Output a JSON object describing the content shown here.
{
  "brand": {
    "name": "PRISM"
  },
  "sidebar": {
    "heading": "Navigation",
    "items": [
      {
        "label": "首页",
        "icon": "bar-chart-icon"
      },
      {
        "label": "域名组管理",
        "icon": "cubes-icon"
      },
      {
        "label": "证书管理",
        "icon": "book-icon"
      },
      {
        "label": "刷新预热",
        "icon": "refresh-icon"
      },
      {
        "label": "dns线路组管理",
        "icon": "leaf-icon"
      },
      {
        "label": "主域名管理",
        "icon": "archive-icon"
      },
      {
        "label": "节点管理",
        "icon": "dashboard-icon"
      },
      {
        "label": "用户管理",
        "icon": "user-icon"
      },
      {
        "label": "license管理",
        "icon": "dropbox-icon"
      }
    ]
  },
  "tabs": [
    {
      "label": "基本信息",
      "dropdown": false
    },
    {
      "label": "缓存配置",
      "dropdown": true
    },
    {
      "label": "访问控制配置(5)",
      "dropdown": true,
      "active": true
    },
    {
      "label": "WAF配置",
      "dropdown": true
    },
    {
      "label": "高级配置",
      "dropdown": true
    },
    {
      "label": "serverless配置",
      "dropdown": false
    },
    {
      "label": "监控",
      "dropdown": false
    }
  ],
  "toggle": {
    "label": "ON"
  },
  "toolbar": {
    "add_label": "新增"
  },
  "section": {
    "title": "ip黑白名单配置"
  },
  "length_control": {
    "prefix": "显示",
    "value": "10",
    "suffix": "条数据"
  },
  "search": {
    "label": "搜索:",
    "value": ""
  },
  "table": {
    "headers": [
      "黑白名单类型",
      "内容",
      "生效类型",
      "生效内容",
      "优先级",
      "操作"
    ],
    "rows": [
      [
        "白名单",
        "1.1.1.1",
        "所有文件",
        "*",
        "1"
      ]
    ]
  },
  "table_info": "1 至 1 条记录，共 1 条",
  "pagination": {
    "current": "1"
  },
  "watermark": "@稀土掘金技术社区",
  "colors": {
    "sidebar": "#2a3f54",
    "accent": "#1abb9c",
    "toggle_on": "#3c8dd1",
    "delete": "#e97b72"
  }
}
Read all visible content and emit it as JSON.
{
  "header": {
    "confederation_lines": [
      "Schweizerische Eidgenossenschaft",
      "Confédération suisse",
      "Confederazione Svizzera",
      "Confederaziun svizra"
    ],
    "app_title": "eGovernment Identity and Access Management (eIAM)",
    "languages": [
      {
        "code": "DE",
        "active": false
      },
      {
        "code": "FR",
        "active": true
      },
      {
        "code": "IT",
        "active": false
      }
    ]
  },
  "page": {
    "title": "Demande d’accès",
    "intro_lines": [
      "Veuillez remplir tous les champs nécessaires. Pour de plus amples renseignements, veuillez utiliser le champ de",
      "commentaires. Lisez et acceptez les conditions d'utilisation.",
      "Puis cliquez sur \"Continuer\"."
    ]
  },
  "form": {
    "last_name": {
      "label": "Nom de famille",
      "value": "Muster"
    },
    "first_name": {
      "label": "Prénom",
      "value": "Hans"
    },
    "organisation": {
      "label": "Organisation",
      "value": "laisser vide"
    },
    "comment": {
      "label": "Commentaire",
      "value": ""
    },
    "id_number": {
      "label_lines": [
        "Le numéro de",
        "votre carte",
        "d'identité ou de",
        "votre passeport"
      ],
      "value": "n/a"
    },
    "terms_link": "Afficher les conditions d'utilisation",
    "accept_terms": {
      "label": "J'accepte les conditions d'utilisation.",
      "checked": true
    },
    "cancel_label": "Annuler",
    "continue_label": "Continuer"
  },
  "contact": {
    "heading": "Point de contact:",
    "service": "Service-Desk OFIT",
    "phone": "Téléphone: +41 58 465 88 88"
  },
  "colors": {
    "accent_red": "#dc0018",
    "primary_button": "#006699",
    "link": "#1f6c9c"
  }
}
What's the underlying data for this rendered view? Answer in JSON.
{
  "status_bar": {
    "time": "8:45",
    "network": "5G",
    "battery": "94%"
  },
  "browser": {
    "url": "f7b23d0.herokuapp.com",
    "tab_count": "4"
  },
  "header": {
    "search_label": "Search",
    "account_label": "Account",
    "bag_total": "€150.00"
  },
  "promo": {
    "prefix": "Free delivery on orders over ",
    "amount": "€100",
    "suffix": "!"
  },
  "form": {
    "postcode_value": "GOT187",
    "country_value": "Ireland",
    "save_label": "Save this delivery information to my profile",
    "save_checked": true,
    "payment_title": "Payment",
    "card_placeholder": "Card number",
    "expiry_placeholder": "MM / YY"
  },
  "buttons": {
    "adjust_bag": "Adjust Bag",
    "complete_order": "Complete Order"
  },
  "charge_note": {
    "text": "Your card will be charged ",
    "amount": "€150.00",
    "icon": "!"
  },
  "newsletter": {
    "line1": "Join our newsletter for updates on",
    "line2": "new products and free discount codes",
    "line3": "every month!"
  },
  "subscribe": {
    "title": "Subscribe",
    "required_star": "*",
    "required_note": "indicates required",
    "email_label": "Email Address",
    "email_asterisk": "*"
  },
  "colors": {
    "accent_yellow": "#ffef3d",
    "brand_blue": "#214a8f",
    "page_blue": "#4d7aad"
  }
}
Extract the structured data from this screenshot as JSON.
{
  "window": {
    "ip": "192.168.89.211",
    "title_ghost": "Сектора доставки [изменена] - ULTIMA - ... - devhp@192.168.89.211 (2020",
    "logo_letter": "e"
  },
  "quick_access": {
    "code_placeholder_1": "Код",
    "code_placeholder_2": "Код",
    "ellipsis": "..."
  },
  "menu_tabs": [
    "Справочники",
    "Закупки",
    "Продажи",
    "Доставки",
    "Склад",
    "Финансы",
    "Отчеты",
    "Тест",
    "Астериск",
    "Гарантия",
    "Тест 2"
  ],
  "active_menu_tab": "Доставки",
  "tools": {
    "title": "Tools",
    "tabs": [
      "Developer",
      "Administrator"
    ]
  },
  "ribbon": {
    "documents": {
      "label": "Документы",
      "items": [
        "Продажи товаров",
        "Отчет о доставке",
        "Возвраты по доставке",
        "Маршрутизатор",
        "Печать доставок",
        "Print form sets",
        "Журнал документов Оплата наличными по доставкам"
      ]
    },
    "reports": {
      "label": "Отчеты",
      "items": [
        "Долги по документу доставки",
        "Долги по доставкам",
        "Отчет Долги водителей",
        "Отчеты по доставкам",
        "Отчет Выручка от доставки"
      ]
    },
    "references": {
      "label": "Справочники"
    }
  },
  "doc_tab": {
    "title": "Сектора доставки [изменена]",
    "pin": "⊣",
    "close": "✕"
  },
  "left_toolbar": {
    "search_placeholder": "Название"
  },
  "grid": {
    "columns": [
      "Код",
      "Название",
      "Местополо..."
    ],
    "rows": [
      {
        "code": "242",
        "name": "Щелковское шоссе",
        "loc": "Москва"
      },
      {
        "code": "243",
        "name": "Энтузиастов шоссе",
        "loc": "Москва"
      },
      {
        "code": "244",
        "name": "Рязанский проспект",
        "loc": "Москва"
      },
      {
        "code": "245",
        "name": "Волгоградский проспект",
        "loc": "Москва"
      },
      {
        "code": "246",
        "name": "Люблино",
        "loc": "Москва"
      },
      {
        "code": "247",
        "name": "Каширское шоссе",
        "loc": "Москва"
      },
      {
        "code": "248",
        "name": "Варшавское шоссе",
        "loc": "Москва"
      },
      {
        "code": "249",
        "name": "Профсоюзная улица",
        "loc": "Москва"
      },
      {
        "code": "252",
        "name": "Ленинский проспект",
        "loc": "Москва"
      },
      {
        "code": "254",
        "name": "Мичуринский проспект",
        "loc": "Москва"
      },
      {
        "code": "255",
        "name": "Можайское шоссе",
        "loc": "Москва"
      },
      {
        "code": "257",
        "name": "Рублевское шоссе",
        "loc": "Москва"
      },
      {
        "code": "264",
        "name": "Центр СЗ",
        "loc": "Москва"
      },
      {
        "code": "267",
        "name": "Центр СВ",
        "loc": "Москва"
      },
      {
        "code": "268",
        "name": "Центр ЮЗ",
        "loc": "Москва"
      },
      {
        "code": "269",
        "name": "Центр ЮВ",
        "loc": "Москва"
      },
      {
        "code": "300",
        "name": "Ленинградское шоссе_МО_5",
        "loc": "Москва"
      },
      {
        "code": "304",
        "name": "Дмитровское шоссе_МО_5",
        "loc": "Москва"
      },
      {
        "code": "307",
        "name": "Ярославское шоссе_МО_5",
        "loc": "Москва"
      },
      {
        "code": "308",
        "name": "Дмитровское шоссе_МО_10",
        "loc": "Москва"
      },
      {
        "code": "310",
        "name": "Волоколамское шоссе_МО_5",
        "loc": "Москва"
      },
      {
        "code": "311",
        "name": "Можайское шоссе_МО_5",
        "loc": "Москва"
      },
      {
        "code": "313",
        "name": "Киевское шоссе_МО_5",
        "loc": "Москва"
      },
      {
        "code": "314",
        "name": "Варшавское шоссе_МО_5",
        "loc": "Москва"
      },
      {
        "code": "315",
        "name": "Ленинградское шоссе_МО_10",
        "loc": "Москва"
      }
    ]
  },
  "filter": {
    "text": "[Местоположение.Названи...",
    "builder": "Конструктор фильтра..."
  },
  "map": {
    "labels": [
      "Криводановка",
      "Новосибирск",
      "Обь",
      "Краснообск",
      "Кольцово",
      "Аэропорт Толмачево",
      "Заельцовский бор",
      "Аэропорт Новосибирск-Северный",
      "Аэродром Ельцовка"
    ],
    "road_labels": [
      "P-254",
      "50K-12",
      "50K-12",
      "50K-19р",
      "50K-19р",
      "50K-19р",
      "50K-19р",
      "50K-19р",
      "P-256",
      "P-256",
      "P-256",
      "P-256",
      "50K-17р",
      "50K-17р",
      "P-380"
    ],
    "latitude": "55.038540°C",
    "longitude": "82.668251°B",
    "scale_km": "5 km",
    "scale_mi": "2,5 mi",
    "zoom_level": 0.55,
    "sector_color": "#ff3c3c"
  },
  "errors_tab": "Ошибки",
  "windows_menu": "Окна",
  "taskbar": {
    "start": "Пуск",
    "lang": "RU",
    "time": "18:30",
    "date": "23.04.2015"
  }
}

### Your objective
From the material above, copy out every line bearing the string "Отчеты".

### Answer space
    "Отчеты",
      "label": "Отчеты",
        "Отчеты по доставкам",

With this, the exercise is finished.